In this digital age “word of mouth” may not be enough to bring in new students. A well-crafted website can be the hardest working ‘salesman’ on your team! To make it effective, we need to be very particular about what we include and exclude from our website. Here are some non-negotiables that need to be on every tutor’s website:

  1. Who are you?
  2. What do you teach?
  3. Where do you teach? What areas do you serve?
  4. A way to contact you.

Who are you?

Your ‘About Me’ page is just as much ‘About Your Students’. In other words, it’s not about you, it’s about how your website makes potential clients feel about you. Make sure your content is telling customers how you can help them (Feature -> Benefit).  Example:

Not Great…

Paul Stevenson received a Bachelor’s Degree in Literature from the prestigious Columbia University. Paul continues to show his commitment to lifelong learning and excellence as a dedicated Professor in our faculty.



Paul Stevenson applies the knowledge received from his studies at the Columbia University to make an impact in the lives of those he tutors. As a Nationally Certified Professor, it is Paul’s mission to help every child gain knowledge, build confidence and discover success.

In the first example, it’s all about Paul. Your customer may be left wondering, “What’s in it for me?”

In the second example, each one of Paul’s accomplishments can be seen as a direct benefit to the customer.


What do you teach? Where do you teach? What areas do you serve?

Yes, this all seems very obvious, but getting it out there clearly can be difficult. When creating a website, we need to mindful of how customers find us. What keywords or phrases do they search for when looking for tutoring sessions? Using these same keywords and phrases on your website is one key to being found.

Search engines like Google regularly review websites and record findings in an index. This index helps categorize your site based on what’s written there. When someone searches for information, Google will refer to its index for the most relevant pages and then rank the results. The more relevant your website is to the search term(s), the more likely you will appear toward the top of that list.

We can help search engines make that match and rank higher on a search list by providing more relevant information on our website. Here’s a couple of examples found on a tutoring website homepage that would provide much different search result rankings when a potential customer is looking for math tutors in Boston:

Not Great…

We are focused on giving our time and expertise to help develop the next generation of children. We offer a wide variety of classes and workshops for any age or skill level. Our experienced staff will lead classes that are both comfortable and challenging for the student.


We are focused on giving our time and professional expertise to help develop the next generation of Boston students. We offer a wide variety of classes and workshops for any age or skill level. Our experienced staff will lead a private tutoring session that is both comfortable and challenging for the student. 

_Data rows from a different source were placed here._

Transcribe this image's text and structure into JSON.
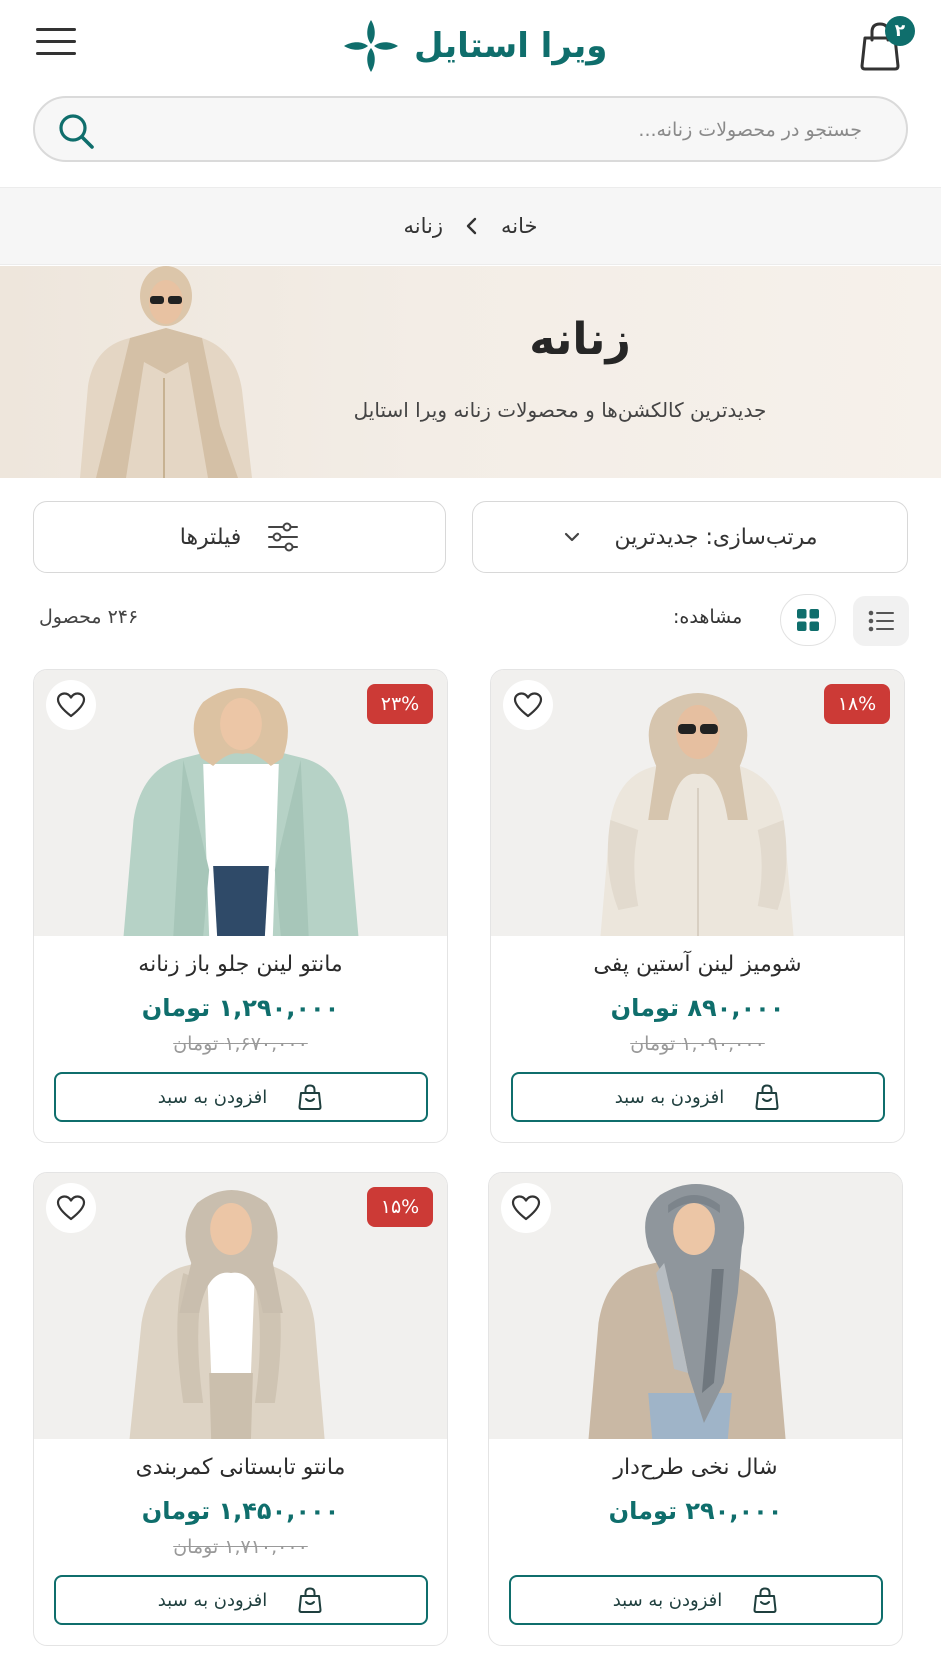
{
  "header": {
    "brand_name": "ویرا استایل",
    "cart_count": "۲",
    "brand_color": "#0f6e6c"
  },
  "search": {
    "placeholder": "جستجو در محصولات زنانه..."
  },
  "breadcrumb": {
    "home": "خانه",
    "current": "زنانه"
  },
  "hero": {
    "title": "زنانه",
    "subtitle": "جدیدترین کالکشن‌ها و محصولات زنانه ویرا استایل"
  },
  "controls": {
    "sort_label": "مرتب‌سازی: جدیدترین",
    "filter_label": "فیلترها",
    "view_label": "مشاهده:",
    "product_count": "۲۴۶ محصول",
    "active_view": "grid"
  },
  "products": [
    {
      "name": "شومیز لینن آستین پفی",
      "price": "۸۹۰,۰۰۰ تومان",
      "old_price": "۱,۰۹۰,۰۰۰ تومان",
      "discount": "۱۸%",
      "add_label": "افزودن به سبد"
    },
    {
      "name": "مانتو لینن جلو باز زنانه",
      "price": "۱,۲۹۰,۰۰۰ تومان",
      "old_price": "۱,۶۷۰,۰۰۰ تومان",
      "discount": "۲۳%",
      "add_label": "افزودن به سبد"
    },
    {
      "name": "شال نخی طرح‌دار",
      "price": "۲۹۰,۰۰۰ تومان",
      "old_price": "",
      "discount": "",
      "add_label": "افزودن به سبد"
    },
    {
      "name": "مانتو تابستانی کمربندی",
      "price": "۱,۴۵۰,۰۰۰ تومان",
      "old_price": "۱,۷۱۰,۰۰۰ تومان",
      "discount": "۱۵%",
      "add_label": "افزودن به سبد"
    }
  ],
  "colors": {
    "accent": "#0f6e6c",
    "sale_badge": "#cc3a36"
  }
}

We offer in-home tutoring sessions throughout the Greater Boston Area (Brookline, Cambridge and Somerville). Specialized classes (inquire for more details) or group classes are also offered at our downtown location.

In the first example, the description is far too broad. It doesn’t include the common keywords or phrases a student would use when searching for lessons. They did mention that they offer “classes,” but a customer is more likely to search for “tutoring session”. Using “classes” instead of “tutoring sessions” will probably result in fewer customers finding their site. They’ve also failed to provide specific locations.

In the “Better” option, “tutoring session” was used as often and as naturally as possible. There is also specific mention of the area this tutoring business serves. The “Better” option is far more likely to rank higher in search results for the terms “tutoring sessions” or “tutoring sessions in Boston”.

These same keywords should be used throughout your website! Work them in as naturally as possible (excessive unnatural use can hurt your search results).

Key Takeaways:

  1. Think like your customers and include keywords and phrases they would use to find you on your website. List your business address on your website.
  2. Avoid general terms like tutors, and education. Be specific (calculus lessons, English tutors in Chicago, etc.).
  3. Mention the city or area that you serve.

Important Note: Changes to your website won’t have an immediate impact in your search ranking. It can take search engines, like Google, weeks if not months to realize the changes you’ve made to your website. Sometimes it takes a little patience!

How do I contact you?

Make it as easy as possible for an interested customer to contact you. Some options that might be helpful:

  1. Your phone number.
  2. Your email address.
  3. Provide a “Contact Us” form.
  4. Provide a “New Student Registration” form.

Even if your tutoring business is not currently accepting new students, it would still be beneficial to build a waiting list or a list for future marketing efforts.

A website can be a powerful tool for your business, and we’ve seen some amazing success to prove it. Building a website is a relatively easy and inexpensive way to help your school reach new students and provide information to current and potential customers. Are you ready to build your first website? Existing members of My School Books can log into their account and visit the “Website” menu. For non My School Books members, sign-up for your 30-day free trial and start building within a few seconds:

Check out The Tutor Pages for many other tutor resources: